Whenever a line in the data holds the string "anzeigen", copy that line.
::: Records :::
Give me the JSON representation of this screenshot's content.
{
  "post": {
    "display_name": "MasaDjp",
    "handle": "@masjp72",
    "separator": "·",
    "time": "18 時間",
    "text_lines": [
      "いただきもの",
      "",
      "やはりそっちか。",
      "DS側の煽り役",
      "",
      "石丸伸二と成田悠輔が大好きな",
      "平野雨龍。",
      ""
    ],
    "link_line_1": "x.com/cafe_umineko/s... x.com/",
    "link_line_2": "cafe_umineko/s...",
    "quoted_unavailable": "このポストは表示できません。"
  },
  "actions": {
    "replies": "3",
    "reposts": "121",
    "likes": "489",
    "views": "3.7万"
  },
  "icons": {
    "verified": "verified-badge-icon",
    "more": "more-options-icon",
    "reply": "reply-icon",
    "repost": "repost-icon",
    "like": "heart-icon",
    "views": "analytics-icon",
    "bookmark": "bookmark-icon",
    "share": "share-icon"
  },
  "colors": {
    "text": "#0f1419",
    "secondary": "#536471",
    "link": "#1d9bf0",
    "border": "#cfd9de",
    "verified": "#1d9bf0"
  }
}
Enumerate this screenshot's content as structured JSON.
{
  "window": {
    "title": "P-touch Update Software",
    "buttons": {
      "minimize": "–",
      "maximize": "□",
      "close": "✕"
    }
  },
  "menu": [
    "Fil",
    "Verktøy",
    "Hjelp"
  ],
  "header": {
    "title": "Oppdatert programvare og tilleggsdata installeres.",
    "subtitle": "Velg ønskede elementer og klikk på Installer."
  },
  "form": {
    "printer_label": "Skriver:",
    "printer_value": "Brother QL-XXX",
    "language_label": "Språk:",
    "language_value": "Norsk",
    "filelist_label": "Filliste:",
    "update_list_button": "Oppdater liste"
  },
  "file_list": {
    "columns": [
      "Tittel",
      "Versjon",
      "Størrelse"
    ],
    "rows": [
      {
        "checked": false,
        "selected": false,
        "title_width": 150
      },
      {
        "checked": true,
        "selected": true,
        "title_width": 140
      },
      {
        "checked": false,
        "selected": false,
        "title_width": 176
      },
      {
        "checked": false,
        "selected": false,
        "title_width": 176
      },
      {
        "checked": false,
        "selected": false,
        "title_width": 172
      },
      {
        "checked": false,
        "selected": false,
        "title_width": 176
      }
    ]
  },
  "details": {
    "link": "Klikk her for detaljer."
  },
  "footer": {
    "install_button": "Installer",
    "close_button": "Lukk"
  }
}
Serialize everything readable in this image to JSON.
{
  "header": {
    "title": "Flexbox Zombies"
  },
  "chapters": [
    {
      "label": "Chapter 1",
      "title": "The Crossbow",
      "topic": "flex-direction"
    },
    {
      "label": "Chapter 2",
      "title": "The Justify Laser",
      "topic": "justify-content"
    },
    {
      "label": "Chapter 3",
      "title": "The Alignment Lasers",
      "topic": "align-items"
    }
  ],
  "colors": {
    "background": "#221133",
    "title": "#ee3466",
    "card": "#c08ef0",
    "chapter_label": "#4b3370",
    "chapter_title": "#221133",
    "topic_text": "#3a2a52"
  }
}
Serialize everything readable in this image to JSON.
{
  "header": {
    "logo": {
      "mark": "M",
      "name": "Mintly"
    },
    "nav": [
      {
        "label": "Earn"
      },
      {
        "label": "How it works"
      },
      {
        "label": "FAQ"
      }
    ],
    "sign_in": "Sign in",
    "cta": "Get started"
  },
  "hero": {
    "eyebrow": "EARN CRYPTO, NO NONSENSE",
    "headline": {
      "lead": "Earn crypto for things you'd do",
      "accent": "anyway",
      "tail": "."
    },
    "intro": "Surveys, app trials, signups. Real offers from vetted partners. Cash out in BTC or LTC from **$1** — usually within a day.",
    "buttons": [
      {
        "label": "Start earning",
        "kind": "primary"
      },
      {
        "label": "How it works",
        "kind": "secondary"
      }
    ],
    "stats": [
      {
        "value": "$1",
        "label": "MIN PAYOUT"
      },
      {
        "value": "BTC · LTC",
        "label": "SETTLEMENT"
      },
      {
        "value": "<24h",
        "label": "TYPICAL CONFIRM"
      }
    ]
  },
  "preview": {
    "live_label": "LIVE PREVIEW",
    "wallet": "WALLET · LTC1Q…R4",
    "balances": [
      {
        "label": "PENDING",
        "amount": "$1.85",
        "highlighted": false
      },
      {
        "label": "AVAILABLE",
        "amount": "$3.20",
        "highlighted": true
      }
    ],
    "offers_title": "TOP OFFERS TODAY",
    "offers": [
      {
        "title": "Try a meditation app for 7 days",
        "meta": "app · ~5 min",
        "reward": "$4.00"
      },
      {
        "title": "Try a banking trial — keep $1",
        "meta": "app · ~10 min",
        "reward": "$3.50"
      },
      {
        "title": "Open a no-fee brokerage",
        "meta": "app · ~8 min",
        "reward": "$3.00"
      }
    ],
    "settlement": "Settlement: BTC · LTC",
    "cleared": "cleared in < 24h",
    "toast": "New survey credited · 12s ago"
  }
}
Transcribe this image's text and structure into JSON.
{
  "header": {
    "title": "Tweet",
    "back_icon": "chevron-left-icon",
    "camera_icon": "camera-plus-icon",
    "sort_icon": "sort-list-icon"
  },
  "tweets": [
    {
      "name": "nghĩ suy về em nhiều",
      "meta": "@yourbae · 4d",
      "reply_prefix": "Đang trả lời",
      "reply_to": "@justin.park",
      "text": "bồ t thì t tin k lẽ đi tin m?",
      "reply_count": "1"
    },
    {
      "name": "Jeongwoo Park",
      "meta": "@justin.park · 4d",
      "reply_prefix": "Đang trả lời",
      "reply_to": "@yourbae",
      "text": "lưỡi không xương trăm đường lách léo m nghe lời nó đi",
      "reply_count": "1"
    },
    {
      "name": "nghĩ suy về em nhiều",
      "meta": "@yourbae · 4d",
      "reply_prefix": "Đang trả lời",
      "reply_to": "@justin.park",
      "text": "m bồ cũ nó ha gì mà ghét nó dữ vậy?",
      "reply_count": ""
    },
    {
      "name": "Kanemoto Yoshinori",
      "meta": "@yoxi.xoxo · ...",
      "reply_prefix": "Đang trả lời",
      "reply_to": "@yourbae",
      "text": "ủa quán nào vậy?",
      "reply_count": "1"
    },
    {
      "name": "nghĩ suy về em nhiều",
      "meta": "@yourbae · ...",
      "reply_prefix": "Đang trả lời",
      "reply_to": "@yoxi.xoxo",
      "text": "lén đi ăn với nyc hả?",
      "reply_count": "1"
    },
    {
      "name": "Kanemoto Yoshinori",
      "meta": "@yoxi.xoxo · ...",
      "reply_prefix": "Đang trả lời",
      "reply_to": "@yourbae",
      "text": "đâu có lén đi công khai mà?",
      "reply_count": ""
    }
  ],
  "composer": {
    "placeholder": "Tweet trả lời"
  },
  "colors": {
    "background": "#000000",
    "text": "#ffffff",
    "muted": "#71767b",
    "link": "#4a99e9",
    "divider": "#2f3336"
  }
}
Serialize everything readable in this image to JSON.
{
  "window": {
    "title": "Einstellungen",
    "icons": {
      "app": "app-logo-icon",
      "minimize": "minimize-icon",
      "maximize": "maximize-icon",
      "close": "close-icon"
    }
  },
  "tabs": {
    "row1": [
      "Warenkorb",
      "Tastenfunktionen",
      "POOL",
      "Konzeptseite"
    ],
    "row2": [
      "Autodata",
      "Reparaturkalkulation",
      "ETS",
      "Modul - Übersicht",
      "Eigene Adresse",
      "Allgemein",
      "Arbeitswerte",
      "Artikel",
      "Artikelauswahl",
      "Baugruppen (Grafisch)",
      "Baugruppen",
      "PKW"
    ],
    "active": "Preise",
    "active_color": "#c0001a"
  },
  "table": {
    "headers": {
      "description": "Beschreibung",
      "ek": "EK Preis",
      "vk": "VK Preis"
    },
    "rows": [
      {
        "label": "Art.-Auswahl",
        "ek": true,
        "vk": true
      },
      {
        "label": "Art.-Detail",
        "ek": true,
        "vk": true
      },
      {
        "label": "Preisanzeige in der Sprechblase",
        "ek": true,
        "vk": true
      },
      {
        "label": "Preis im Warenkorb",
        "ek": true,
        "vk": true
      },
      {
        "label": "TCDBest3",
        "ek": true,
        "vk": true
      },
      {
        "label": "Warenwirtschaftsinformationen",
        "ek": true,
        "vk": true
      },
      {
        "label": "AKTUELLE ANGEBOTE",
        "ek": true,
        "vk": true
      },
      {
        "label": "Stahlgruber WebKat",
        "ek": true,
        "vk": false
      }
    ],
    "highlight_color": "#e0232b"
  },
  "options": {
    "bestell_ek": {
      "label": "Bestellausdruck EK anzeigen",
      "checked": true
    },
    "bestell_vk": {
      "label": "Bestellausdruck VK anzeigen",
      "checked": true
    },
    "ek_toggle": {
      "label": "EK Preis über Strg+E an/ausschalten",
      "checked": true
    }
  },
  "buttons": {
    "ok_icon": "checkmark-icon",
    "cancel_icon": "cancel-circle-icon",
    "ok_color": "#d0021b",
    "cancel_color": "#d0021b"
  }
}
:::
Exercise output
      "label": "Bestellausdruck EK anzeigen",
      "label": "Bestellausdruck VK anzeigen",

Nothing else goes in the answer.